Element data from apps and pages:

|---|

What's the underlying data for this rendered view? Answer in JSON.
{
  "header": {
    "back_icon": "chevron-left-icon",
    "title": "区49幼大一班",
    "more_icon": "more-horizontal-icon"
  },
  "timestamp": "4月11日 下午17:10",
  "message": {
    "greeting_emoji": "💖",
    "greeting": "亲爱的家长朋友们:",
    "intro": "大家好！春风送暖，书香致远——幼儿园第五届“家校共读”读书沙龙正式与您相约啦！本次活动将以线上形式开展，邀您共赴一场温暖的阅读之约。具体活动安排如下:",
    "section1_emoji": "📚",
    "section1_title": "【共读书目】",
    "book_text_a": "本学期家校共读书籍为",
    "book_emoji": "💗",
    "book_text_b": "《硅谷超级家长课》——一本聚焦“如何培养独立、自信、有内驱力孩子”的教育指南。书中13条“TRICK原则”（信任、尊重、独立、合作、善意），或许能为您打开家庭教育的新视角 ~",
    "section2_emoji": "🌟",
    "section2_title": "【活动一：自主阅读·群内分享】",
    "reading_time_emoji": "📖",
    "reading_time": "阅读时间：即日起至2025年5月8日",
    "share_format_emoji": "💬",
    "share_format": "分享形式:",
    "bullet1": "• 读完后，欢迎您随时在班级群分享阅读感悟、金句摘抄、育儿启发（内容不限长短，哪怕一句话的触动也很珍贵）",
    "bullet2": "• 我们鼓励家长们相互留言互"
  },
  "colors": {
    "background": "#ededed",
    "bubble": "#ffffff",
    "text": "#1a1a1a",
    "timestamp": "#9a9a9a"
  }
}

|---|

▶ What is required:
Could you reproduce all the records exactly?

▶ Result of the task:
What's the underlying data for this rendered view? Answer in JSON.
{
  "header": {
    "back_icon": "chevron-left-icon",
    "title": "区49幼大一班",
    "more_icon": "more-horizontal-icon"
  },
  "timestamp": "4月11日 下午17:10",
  "message": {
    "greeting_emoji": "💖",
    "greeting": "亲爱的家长朋友们:",
    "intro": "大家好！春风送暖，书香致远——幼儿园第五届“家校共读”读书沙龙正式与您相约啦！本次活动将以线上形式开展，邀您共赴一场温暖的阅读之约。具体活动安排如下:",
    "section1_emoji": "📚",
    "section1_title": "【共读书目】",
    "book_text_a": "本学期家校共读书籍为",
    "book_emoji": "💗",
    "book_text_b": "《硅谷超级家长课》——一本聚焦“如何培养独立、自信、有内驱力孩子”的教育指南。书中13条“TRICK原则”（信任、尊重、独立、合作、善意），或许能为您打开家庭教育的新视角 ~",
    "section2_emoji": "🌟",
    "section2_title": "【活动一：自主阅读·群内分享】",
    "reading_time_emoji": "📖",
    "reading_time": "阅读时间：即日起至2025年5月8日",
    "share_format_emoji": "💬",
    "share_format": "分享形式:",
    "bullet1": "• 读完后，欢迎您随时在班级群分享阅读感悟、金句摘抄、育儿启发（内容不限长短，哪怕一句话的触动也很珍贵）",
    "bullet2": "• 我们鼓励家长们相互留言互"
  },
  "colors": {
    "background": "#ededed",
    "bubble": "#ffffff",
    "text": "#1a1a1a",
    "timestamp": "#9a9a9a"
  }
}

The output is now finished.